Peanuts have been cultivated and consumed in South Carolina since colonial times. Native to South America, peanut culture was carried to Africa by European explorers. Later, slave ships often carried quantities of peanuts to feed enslaved Africans, and surplus nuts were sold on the docks. Thus, peanuts likely entered South Carolina as a by-product of slavery. Many South Carolinians raised peanuts for home consumption, but some were being exported for sale soon after the Revolution.
Peanuts were an important subsistence crop throughout the nineteenth century. The nuts were roasted or boiled for humans, while the shells and vines were sometimes fed to livestock. A growing market for peanut products encouraged peanut culture in the early twentieth century. In the 1910s, as the boll weevil crept ever closer, many South Carolina farmers planted peanuts as an alternative to cotton. Peanut culture was labor-intensive, however, and acreage expanded slowly. In the 1930s the federal government established a production control program for peanuts. Growers accepted land-bound acreage allotments in exchange for price supports and tariff protection. Later, poundage quotas were imposed as well.
Peanut culture underwent substantial changes after World War II. With profits virtually assured by the government commodity program, growers invested in tractors, cultivators, and harvesting machines. In the 1950s self-propelled peanut combines appeared. Moreover, improved seed stocks and chemical fertilizers multiplied yields dramatically. South Carolina production per acre passed one thousand pounds in 1956, two thousand pounds in 1971, and three thousand pounds in 1996. Predictably, given Georgia’s leadership in peanut production, peanut culture in the Palmetto State prospered along the Savannah River. Allendale, Hampton, and Barnwell Counties have been big producers, as have Sumter and Lee Counties in the Midlands. In 2001 South Carolina growers received $8 million for about ten thousand acres of peanuts.
Like other government commodity plans, the peanut program came under careful scrutiny in the 1990s. Candy companies and other large-scale processors argued that the artificially high price of peanuts hobbled American industry and penalized consumers. In 2002 Congress approved a five-year buyout plan to end production controls. Since 1982 the town of Pelion has hosted the annual South Carolina Peanut Party, a celebration of the state’s peanut culture.
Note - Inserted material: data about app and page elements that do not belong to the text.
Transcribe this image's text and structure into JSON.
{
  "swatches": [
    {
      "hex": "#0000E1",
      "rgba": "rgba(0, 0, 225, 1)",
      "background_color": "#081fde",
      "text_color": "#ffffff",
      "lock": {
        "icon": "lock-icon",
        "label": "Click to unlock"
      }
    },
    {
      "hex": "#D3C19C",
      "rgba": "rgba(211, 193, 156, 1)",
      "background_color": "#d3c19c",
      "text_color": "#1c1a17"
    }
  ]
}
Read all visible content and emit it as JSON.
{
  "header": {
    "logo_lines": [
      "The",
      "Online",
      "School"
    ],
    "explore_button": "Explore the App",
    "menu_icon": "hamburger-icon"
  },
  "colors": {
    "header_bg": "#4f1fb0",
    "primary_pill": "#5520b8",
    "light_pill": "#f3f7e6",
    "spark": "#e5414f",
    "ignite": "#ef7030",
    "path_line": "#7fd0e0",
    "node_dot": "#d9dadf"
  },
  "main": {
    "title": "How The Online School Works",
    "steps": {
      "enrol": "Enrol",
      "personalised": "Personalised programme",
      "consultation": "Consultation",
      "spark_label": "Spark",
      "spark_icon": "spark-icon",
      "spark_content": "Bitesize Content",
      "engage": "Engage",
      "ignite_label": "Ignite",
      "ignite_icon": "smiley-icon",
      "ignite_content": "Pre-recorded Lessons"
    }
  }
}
Kirby, Jack Temple. Rural Worlds Lost: The American South, 1920–1960. Baton Rouge: Louisiana State University Press, 1987.